Terrible things happen all the time. Everybody knows that. They happen to all sorts of people for all sorts of reasons. Sometimes, as in the deaths of Trayvon Martin or Matthew Shepard, or the murder of nine parishioners in the Emanuel African Methodist Episcopal Church in Charleston South Carolina, society has come up with a special classification to explain—and punish—some acts. We call them “hate crimes” because they are seen as being caused by the “hate” of the people who commit them. But are they caused only by “hate?” Or are they symptoms of deeper, widespread, or even commonplace forms of violence?

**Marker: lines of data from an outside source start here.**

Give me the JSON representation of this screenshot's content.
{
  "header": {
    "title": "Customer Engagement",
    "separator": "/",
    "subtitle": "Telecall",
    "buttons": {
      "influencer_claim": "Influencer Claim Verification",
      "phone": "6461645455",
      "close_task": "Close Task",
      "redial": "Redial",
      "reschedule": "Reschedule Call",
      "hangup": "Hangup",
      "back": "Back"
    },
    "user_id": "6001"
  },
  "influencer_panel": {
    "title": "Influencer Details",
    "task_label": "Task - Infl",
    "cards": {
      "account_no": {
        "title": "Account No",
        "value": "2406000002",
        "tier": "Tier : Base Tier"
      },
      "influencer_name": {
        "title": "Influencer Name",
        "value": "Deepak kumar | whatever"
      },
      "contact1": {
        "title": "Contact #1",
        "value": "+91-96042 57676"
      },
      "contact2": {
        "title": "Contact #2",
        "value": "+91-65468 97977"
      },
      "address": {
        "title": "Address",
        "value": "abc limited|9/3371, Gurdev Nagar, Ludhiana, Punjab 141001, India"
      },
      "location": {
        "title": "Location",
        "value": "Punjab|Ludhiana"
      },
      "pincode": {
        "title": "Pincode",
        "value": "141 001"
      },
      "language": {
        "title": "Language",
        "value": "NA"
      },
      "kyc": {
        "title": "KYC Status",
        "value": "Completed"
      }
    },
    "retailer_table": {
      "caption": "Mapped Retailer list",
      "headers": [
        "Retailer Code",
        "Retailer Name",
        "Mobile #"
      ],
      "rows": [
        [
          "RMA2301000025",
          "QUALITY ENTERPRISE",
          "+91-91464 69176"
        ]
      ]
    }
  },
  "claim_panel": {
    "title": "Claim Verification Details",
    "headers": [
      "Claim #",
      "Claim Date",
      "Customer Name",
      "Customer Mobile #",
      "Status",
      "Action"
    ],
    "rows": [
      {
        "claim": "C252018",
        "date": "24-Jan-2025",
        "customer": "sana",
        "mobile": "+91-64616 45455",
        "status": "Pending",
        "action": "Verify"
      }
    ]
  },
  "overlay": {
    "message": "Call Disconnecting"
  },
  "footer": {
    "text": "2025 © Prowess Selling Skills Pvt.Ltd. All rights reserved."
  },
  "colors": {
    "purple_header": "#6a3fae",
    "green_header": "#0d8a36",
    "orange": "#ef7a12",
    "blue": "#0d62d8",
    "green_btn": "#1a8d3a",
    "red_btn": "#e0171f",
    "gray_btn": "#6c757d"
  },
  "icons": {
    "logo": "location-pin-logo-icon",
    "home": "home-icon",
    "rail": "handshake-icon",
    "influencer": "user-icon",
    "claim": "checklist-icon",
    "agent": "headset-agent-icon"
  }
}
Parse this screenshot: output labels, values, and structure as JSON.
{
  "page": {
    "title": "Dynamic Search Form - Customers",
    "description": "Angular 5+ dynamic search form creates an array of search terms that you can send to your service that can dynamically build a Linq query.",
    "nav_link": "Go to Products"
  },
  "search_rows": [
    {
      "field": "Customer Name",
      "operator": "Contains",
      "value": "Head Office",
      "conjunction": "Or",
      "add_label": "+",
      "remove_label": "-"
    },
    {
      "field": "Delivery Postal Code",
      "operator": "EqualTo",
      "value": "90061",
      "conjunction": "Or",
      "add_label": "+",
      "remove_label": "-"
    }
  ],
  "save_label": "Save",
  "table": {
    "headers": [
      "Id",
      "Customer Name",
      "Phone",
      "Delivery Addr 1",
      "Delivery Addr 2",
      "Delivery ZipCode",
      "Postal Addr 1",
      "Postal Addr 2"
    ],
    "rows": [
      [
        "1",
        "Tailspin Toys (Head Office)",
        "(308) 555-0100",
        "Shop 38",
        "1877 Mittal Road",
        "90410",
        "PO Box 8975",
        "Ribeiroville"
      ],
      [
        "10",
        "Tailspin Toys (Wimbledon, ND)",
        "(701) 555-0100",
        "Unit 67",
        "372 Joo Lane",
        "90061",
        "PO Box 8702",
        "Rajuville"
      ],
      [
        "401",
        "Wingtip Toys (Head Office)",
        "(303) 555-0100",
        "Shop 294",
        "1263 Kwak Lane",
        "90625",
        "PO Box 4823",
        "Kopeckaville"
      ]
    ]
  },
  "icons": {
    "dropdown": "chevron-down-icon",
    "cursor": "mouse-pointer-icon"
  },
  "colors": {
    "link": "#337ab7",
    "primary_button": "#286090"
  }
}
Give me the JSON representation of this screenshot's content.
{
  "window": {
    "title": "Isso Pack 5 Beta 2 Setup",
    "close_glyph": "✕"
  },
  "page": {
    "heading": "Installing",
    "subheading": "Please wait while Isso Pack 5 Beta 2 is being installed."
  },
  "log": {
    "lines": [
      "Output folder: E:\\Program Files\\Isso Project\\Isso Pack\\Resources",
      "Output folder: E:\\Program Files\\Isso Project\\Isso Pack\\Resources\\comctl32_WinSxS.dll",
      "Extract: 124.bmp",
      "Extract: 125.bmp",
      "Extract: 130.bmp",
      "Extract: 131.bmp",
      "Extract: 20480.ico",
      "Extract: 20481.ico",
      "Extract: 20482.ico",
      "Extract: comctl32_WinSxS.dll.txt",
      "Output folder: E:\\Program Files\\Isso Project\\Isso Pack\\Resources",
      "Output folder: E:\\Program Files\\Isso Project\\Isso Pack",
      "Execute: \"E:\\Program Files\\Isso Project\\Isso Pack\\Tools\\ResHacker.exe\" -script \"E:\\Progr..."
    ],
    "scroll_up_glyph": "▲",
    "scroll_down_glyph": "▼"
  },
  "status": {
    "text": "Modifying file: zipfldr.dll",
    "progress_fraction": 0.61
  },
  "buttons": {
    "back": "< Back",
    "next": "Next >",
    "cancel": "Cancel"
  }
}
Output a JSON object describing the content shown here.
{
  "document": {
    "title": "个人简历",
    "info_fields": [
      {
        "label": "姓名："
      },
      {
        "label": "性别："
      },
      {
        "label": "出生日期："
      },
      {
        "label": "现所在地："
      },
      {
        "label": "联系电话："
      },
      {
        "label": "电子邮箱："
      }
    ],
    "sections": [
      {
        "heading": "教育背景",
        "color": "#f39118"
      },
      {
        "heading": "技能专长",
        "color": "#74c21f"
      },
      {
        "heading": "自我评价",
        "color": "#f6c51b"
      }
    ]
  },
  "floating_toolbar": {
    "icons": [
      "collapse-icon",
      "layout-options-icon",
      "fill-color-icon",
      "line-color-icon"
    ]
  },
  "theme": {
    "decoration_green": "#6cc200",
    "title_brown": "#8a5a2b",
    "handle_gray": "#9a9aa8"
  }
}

We live in a very violent country. Yet, as a culture, we have figured out various ways to deny, dismiss, or avoid discussing this or the reasons for it. In many cases, this violence is caused by anger, fear, resentment, and real or perceived inequities. Considering Hate: Violence, Goodness, and Justice in American Culture and Politics gives people a new way to think and talk about why this violence happens—and, more importantly, what we can do about it.
Many ordinary people, as well as politicians and sociologists, believe this violence is an aberration. That it is committed by mentally unbalanced people, fanatical bigots, or political extremists—often called “terrorists” in the media—and that these are a series of “isolated incidents.” Drawing upon a wide range of historical source material, statistical evidence, and case studies, Considering Hate takes a hard look at the prevalence of violence and argues that, far from being isolated incidents, these events are integral to commonly accepted social systems of inequality. Whether about race, sexual orientation, gender, economic disparity, or citizenship, these “systems” promote, produce, and often excuse everyday violence. That much of this violence is directed at people considered outside of “accepted” social norms is not surprising.
Considering Hate moves beyond arguing about what is wrong with widely accepted understandings of violence and justice to propose ways that we might seek change. Much of the book is rooted in the disciplines of sociology, political theory, and cultural criticism. We then draw upon the extraordinary visions of theologians, artists, and writers who seek to redefine what “justice” may mean for all people and not just the few who have access to it. These thinkers look to how human imagination can help us envision a world that is more just, actively supporting diverse cultures and helping all people thrive. If we are unable to envision a new world and new approaches to entrenched social and economic problems, we will never be able to overcome them.
Students studying sociology, political theory, social justice, gender studies, ethics, theology, and related fields will find Considering Hate: Violence, Goodness, and Justice in American Culture and Politics to be extraordinary helpful in guiding them through an understanding of the basic issues and providing new, imaginative ways to think about violence and justice.
KAY WHITLOCK is a writer and activist who has been involved with racial, gender, queer, and economic justice movements since 1968. She is coauthor of the award-winning Queer (In)Justice: The Criminalization of LGBT People in the United States and cofounder and contributing editor for the weekly Criminal Injustice series at CriticalMassProgress.com. She lives in Missoula, Montana.
MICHAEL BRONSKI has been involved in gay liberation as a political organizer, writer, and editor for more than four decades. The author of several award-winning books, including A Queer History of the United States, he most recently coauthored “You Can Tell Just by Looking”: And 20 Other Myths about LGBT Life and People. Bronski is Professor of the Practice in Activism and Media in the Studies of Women, Gender, and Sexuality at Harvard University and lives in Cambridge, Massachusetts.